New Delhi, March 21 (IANS) Hundreds of leading academics, including from top universities like Yale, Harvard, Stanford, MIT, Cornell, Columbia, Princeton, UCLA, Johns Hopkins, Oxford and Cambridge, have written an open letter to the trustees, administrators, and faculty of Ashoka University, expressing solidarity with Pratap Bhanu Mehta.
“We are distressed to learn of Pratap Bhanu Mehta’s resignation under political pressure from Ashoka University.
“A prominent critic of the current Indian government and defender of academic freedom, he had become a target for his writings. It seems that Ashoka’s Trustees, who should have treated defending him as their institutional duty, instead all but forced his resignation,” they said in the letter.
“As he put it in his eloquent resignation letter: ‘My public writing in support of a politics that tries to honor constitutional values of freedom and equal respect for all citizens is perceived to carry risks for the university’.
“We write in solidarity with Pratap Bhanu Mehta, and to reaffirm the importance of the values that he has always practiced,” the letter said.
“In political life, these are free argument, tolerance, and a democratic spirit of equal citizenship.

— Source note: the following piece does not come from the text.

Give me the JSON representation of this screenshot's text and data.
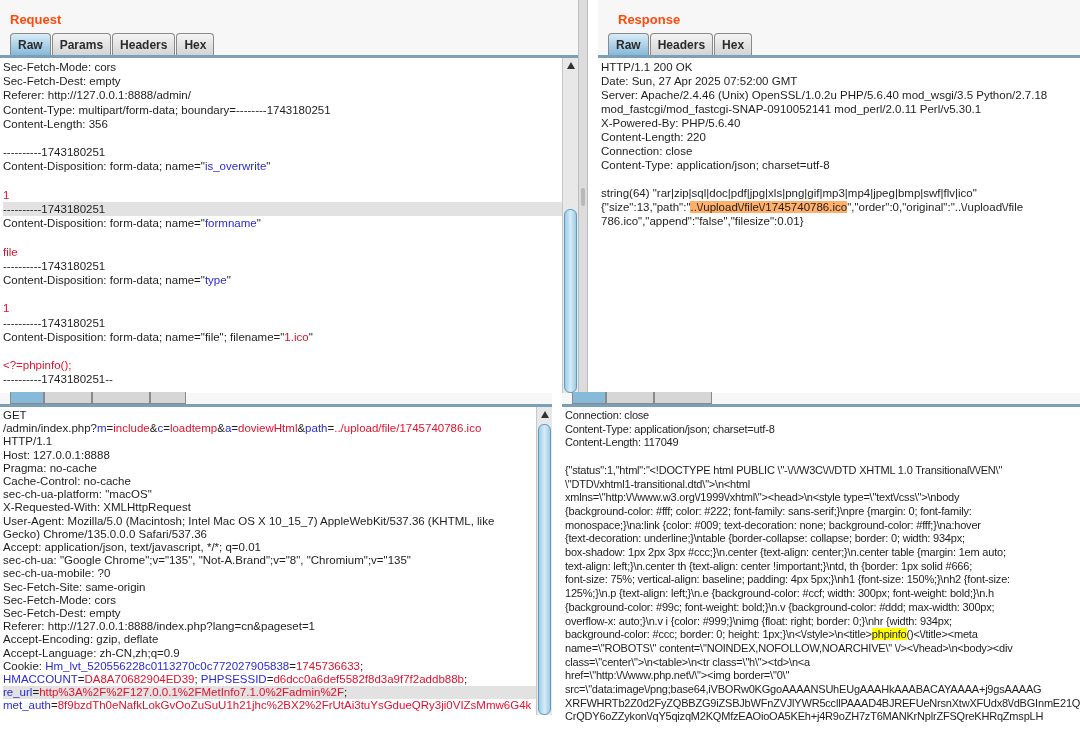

In the university, they are free inquiry, candor, and a rigorous distinction between the demands of intellectual honesty and the pressure of politicians, funders, or ideological animus,” it said.
These values come under assault whenever a scholar is punished for the content of public speech. When that speech is in defense of precisely these values, the assault is especially shameful, it added.
“The university must be a home for fearless inquiry and criticism. We support Pratap Bhanu Mehta in his practice of the highest values of intellectual inquiry and public life,” the letter said.
The signatories include Bruce Ackerman, Sterling Professor of Law and Political Science, Yale; Danielle Allen, James Bryant Conant University Professor, Director, Edmond J. Safra Center for Ethics, Harvard; Timothy Garton Ash, Professor of European Studies, University of Oxford, Senior Fellow, Hoover Institution, Stanford University; Charles Beitz, Edwards S. Sanford Professor of Politics, Princeton University; Lee C. Bollinger, President, Columbia University; Richard Bourke, Professor of the History of Political Thought, University of Cambridge; Jennifer Bussell, Associate Professor of Political Science and Public Policy, University of California, Berkeley; Erwin Chemerinsky, Dean, School of Law, University of California, Berkeley; Joshua Foa Dienstag, Professor of Law, Shapiro Family Chair Professor of Modern Political Theory, University of California, Los Angeles (UCLA); Lisa Disch, Professor of Political Science, University of Michigan; Rosalind Dixon, Professor of Law, University of New South Wales, Co-President, International Society of Public Law; John Dunn, Professor of Political Theory, Emeritus, University of Cambridge among others.